Statements of Net Position
June 30, 2017 and 2016
2017 2016 Assets Current Assets Cash and investments $56,840,335 $75,806,910 Restricted cash and investments 149,126,977 162,359,461 Water receivables 102,593,505 99,959,059 Interest receivable 918,016 1,054,733 Taxes receivable 1,153,812 1,198,883 Other receivables 13,731,984 14,835,074 Inventories 96,983,153 100,630,252 Prepaid expenses 4,640,248 4,635,729 Total current assets 425,988,030 460,480,101 Noncurrent assets Cash and investments 135,072,833 125,312,636 Restricted cash and investments 23,411,934 72,185,172 Advances to other agencies 650,477 214,436 Retention receivable 823,942 2,313,364 Long-term loan receivables 20,000,000 20,000,000 Net OPEB asset - 2,264,891 Capital assets Non-Depreciable 637,515,792 627,237,709 Depreciable 2,853,904,858 2,863,737,737 Total noncurrent assets 3,671,379,836 3,713,265,945 Total assets 4,097,367,866 4,173,746,046 Deferred outflows of resources Deferred loss on refunding 72,294,728 83,475,740 Employer contributions subsequent to measurement date 16,163,814 6,198,142 OPEB contributions subsequent to measurement date 324,982 - Deferred actuarial amounts related to pensions 8,560,959 - Deferred actuarial amounts related to OPEB 275,965 - Total deferred outflows of resources 97,620,448 89,673,882 Liabilities Current liabilities Accounts payable and other liabilities 85,111,259 128,024,234 Interest payable 20,806,003 19,462,367 Construction deposits 429,144 434,034 Short-term liabilities 345,000,000 345,000,000 Current portion of long-term liabilities 57,293,370 56,430,666 Total current liabilities 508,639,776 549,351,301 Noncurrent liabilities Long-term liabilities 2,041,933,667 2,109,274,211 Net pension liability 71,135,027 62,547,589 Net OPEB liability 170,141 - Total noncurrent liabilities 2,113,238,835 2,171,821,800 Total liabilities 2,621,878,611 2,721,173,101 Deferred inflows of resources Deferred actuarial amounts related to pensions 2,561,555 5,178,446 Net postion Net investment in capital assets 1,138,160,938 1,148,155,974 Restricted for construction projects 147,352,064 156,718,296 Restricted for debt service 235,337 158,377 Unrestricted 284,799,809 232,035,734 Total net position $1,570,548,148 $1,537,068,381

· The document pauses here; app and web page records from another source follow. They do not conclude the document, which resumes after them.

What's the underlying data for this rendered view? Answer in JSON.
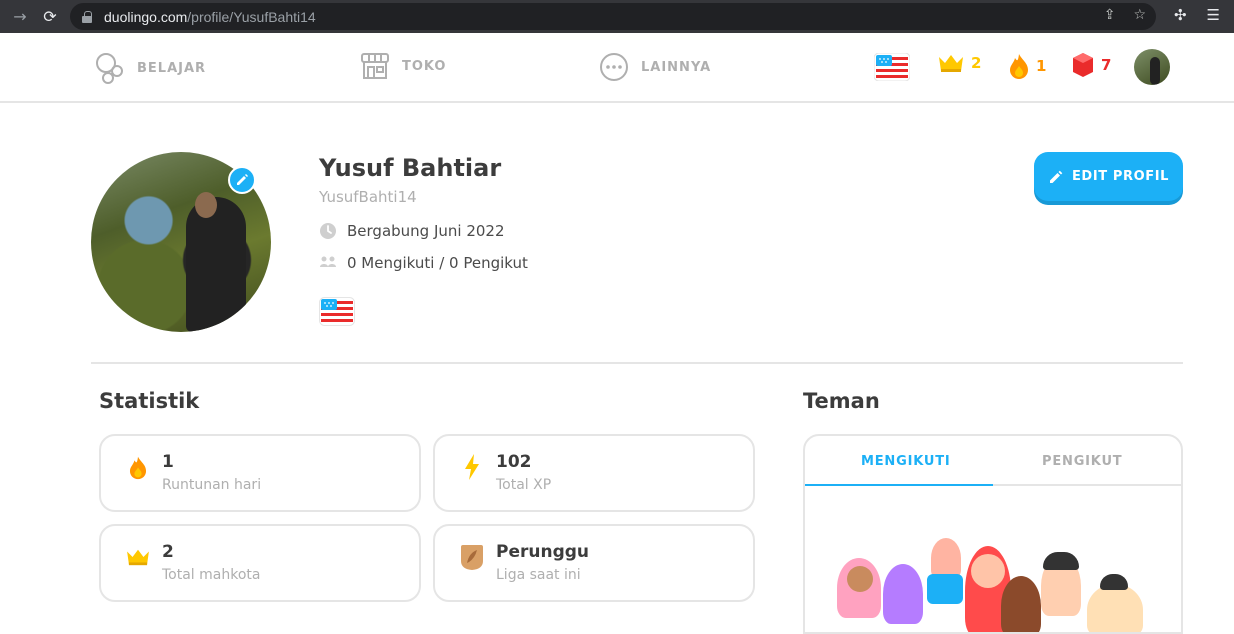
{
  "browser": {
    "url_host": "duolingo.com",
    "url_path": "/profile/YusufBahti14"
  },
  "nav": {
    "items": [
      {
        "label": "BELAJAR",
        "icon": "learn-bubbles-icon"
      },
      {
        "label": "TOKO",
        "icon": "shop-icon"
      },
      {
        "label": "LAINNYA",
        "icon": "more-dots-icon"
      }
    ],
    "crowns": "2",
    "streak": "1",
    "gems": "7",
    "colors": {
      "crown": "#ffc800",
      "streak": "#ff9600",
      "gems": "#ea2b2b",
      "accent": "#1cb0f6"
    }
  },
  "profile": {
    "name": "Yusuf Bahtiar",
    "username": "YusufBahti14",
    "joined": "Bergabung Juni 2022",
    "follow": "0 Mengikuti / 0 Pengikut",
    "edit_label": "EDIT PROFIL"
  },
  "stats": {
    "title": "Statistik",
    "cards": [
      {
        "value": "1",
        "label": "Runtunan hari",
        "icon": "flame-icon"
      },
      {
        "value": "102",
        "label": "Total XP",
        "icon": "lightning-icon"
      },
      {
        "value": "2",
        "label": "Total mahkota",
        "icon": "crown-icon"
      },
      {
        "value": "Perunggu",
        "label": "Liga saat ini",
        "icon": "bronze-league-icon"
      }
    ]
  },
  "friends": {
    "title": "Teman",
    "tab_following": "MENGIKUTI",
    "tab_followers": "PENGIKUT"
  }
}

Cash and Investments
June 30, 2017 and 2016
2017 2016 As of June 30, 2017 and 2016, restricted cash and investments balances were as follows Construction $2,663,522 $55,448,642 Debt Service Reserve 22,523,325 22,448,531 Pay-As-You-Go 147,352,064 156,647,460 Total $172,538,911 $234,544,633 As of June 30, 2017 and 2016, unrestricted cash and investments balances were as follows Operating $55,645,254 $49,282,921 Designated for Rate Stabilization 135,072,833 125,312,636 Designated for Equipment Replacement 1,195,081 2,893,890 Designated for Stored Water - 23,630,099 Total $191,913,168 $201,119,546 Total Cash Unrestricted 53% 46%